▶ _Task brief_: Where a line of the following data contains the string "GNDA", include it in the tally. Report the total alone.

Component data from apps and pages:
= = = = =
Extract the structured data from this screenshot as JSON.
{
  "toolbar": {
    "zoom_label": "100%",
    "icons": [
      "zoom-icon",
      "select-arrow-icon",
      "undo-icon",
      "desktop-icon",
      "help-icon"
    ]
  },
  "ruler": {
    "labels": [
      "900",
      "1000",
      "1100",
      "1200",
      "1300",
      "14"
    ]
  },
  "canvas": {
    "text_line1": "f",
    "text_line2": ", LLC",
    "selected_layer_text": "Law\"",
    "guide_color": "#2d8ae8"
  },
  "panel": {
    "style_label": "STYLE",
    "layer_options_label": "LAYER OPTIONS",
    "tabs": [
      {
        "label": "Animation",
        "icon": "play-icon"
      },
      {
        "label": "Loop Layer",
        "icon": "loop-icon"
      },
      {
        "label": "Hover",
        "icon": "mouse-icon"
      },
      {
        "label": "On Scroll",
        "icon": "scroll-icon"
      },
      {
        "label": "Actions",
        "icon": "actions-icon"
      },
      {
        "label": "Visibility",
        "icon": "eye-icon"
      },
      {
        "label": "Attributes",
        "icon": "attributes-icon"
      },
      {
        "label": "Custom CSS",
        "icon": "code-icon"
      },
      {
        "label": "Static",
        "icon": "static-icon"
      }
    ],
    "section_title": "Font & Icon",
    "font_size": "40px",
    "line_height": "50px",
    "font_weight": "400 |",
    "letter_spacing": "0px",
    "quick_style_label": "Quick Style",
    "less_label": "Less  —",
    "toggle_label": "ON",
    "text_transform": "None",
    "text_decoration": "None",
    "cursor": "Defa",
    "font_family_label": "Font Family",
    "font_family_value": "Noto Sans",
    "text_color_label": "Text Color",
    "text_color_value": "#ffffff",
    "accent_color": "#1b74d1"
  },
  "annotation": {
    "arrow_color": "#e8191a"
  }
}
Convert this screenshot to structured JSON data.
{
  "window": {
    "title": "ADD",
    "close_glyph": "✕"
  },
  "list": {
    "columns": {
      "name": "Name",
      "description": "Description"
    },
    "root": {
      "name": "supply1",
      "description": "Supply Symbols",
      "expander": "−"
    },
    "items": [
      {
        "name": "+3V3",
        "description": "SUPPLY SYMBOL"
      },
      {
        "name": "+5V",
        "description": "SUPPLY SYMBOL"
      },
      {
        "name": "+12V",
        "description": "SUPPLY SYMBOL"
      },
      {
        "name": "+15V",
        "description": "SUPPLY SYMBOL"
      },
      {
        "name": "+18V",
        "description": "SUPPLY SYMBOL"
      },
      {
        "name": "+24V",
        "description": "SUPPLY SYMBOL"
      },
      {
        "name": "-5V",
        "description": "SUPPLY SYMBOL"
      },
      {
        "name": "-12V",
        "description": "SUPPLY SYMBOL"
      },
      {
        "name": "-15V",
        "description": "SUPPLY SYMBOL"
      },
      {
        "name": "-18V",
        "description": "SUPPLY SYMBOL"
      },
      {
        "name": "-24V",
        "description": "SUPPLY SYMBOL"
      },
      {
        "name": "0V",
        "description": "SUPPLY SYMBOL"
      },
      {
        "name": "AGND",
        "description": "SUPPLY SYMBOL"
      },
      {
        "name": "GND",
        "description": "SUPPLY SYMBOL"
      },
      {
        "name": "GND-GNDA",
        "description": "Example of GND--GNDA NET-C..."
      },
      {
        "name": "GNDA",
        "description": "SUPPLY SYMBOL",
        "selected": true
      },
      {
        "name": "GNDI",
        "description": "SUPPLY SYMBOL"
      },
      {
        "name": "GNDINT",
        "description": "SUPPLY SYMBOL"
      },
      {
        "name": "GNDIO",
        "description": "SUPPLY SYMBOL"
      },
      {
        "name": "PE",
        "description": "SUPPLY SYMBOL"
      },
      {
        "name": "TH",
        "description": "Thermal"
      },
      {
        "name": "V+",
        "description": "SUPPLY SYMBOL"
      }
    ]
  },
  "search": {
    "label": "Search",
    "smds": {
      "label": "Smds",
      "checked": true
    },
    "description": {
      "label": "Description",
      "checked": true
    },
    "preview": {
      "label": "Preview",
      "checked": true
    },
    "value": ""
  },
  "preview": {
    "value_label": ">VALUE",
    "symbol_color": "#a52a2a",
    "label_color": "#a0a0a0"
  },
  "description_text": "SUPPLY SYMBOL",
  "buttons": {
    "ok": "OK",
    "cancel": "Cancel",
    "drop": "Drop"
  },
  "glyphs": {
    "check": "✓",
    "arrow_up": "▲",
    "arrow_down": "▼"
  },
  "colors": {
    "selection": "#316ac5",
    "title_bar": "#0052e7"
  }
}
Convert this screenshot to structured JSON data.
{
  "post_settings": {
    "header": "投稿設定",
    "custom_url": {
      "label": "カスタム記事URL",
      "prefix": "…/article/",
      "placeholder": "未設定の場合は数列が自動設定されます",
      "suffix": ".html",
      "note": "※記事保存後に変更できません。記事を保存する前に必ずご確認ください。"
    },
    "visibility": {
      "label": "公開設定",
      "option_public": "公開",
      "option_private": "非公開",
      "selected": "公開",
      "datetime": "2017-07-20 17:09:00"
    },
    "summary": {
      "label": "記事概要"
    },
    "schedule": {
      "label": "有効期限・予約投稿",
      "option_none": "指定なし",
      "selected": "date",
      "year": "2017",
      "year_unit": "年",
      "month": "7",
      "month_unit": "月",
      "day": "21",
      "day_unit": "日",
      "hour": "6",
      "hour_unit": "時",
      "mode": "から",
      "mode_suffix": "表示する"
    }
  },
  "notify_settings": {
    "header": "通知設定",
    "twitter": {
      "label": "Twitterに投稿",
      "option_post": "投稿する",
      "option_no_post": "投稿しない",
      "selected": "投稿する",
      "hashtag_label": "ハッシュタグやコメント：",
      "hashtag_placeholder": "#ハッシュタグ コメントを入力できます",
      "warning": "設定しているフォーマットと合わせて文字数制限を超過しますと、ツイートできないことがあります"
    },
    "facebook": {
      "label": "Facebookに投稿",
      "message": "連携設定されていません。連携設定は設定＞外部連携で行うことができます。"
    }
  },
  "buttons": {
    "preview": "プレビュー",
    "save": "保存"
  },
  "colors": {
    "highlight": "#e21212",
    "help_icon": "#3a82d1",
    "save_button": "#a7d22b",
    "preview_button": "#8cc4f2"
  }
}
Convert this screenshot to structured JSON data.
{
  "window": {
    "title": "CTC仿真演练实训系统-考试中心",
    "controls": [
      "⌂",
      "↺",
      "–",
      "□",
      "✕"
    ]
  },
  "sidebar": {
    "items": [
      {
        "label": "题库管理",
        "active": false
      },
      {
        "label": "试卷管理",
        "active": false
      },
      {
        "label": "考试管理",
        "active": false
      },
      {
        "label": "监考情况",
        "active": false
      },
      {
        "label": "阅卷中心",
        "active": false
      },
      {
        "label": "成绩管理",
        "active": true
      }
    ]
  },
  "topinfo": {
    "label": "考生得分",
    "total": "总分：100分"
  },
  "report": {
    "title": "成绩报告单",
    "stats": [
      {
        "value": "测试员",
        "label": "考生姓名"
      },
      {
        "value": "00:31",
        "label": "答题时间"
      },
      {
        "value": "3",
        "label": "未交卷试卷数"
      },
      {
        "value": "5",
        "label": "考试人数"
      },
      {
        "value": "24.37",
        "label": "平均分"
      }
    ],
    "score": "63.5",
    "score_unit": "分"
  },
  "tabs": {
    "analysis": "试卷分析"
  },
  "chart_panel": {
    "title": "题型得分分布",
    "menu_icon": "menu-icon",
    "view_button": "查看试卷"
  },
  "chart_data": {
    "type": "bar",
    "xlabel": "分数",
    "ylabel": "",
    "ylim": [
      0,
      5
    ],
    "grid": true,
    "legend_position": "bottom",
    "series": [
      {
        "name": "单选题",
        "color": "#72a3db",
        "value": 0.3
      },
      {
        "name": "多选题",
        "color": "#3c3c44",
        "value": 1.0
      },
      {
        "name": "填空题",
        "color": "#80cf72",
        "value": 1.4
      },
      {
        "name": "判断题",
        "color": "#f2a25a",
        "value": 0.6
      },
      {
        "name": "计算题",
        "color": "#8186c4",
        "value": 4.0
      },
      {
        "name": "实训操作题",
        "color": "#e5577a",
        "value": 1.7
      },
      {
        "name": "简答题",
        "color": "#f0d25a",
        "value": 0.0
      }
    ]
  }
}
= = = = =
▶ _Problem solution_: 3